We are a deeply repressed culture, starting with the words we use to indicate our core feelings. Our culture of personal growth is actually based on the continued denial of feelings: we can “talk” about feelings, “understand” feelings, “manage” feelings, “cope” with feelings, “soothe” feelings, “meditate” and “medicate” feelings, “honour” our “inner child,” and now apparently “see” feelings with psychedelics—but never simply feel feelings.

By the time we are adults, we have all sorts of falsely defined labels found in the Diagnostic and Statistical Manual of Mental Disorders. Less than 10 percent of them are genetic. The DSM is basically a glossary for mental professional and pharmaceutical profiteering, but has nothing to do with feeling alive again. 

Psychedelics just become one more way to avoid our most repressed feelings: deep grief, tears, non-violent anger or non-blaming rage. Nature doesn’t require us to have any kind of drug for feeling our feelings again. Infants need no drugs to feel deeply. Neither do adults. 

We just have to have the courage to feel the feelings with a trusted person. Doesn’t have to be a psychedelic soothsayer, psychiatrist, psychologist, MSW, MFCC, Freudian therapist or the Dalai Lama. Just has to be someone who will sit quietly and attentively with us without interrupting when we start to cry or non-violently rage—someone who has felt their own painful feelings. 

No doubt there are some positive healing outcomes on psychedelics—I had one myself. But upon closer examination, these occur despite the drugs’ influence. They happen because people cried and felt years of repressed rage.

John Lennon healed through just such a feeling process. Read “John Lennon Primal Therapy” at www.PrimalTherapy.com. He let go of psychedelics to do it. Romanticizing psychedelics is not the same as reclaiming ourselves through genuinely and deeply felt feelings.

Larry Wartel


Re: Damming evidence, July/August 2011

I am a retired dam engineer from New Zealand, on a visit to Vancouver Island. It was therefore with interest and insight that I read Briony Penn’s article about the Three Gorges Dam, illustrating the sometimes unexpected consequences of building dams.
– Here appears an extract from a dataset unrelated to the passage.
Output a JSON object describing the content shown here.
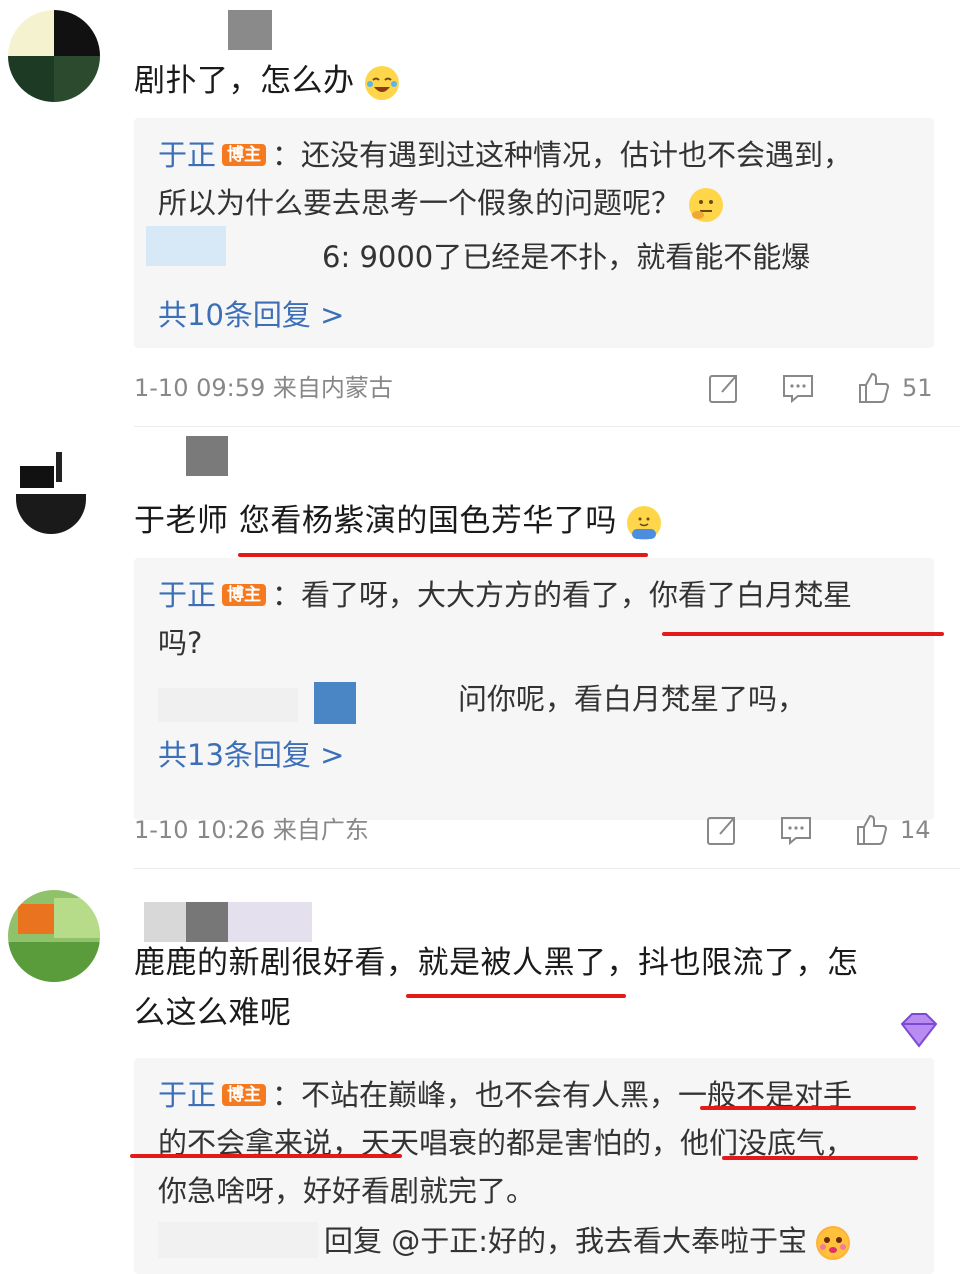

The author expresses the pious (but no doubt futile) hope that the example of the Three Gorges Dam will act as a deterrent to development of the BC Hydro proposal to build a third dam on the Peace River.

Sad to say, the track record of dam owners everywhere suggests that once again, nothing will have been learned, and of course Three Gorges Dam itself was the subject of fierce criticism on an international scale that was ignored. We should not therefore be surprised if the predicted “urgent problems” have in fact come to pass. Nor has it been the only large dam in the not-so-distant past that has had predictable and undesirable consequences. Examples include the Akosombo Dam in Ghana (wrecked the tide water fisheries and related livelihoods through dramatic alteration to the tidal regime arising from reduced river flows); the Clyde Dam in New Zealand (had to be redesigned after the discovery of an active fault at the dam site, plus reservoir slope stability issues); and the Bakun Dam in East Malaysia (already subject to many complaints, including loss of wildlife habitat, prior to impounding having even started). Going back a bit farther, we should not forget the Tarbela and Mangla Dams in Pakistan, and the Dokan Dam in Iraq that flooded many priceless archaeological sites.

The truth seems to be that dam engineers and owners don’t want to know about the side effects, an attitude that was made clear to me the day I delivered a paper to the Canadian Dam Safety Association in Sudbury, Ontario, with the message that it was time for dam engineers to consider the net benefit to society at large of building large dams, and to move away from the ingrained attitude that all dams are necessarily good. I congratulate Ms Penn on her well-thought-out article, but suspect that it will have little effect where it really matters.

Michael Palmer



In September’s “Is Victoria ready for the Big One?” two pictures of Christchurch’s earthquake are incorrectly captioned as being in Auckland.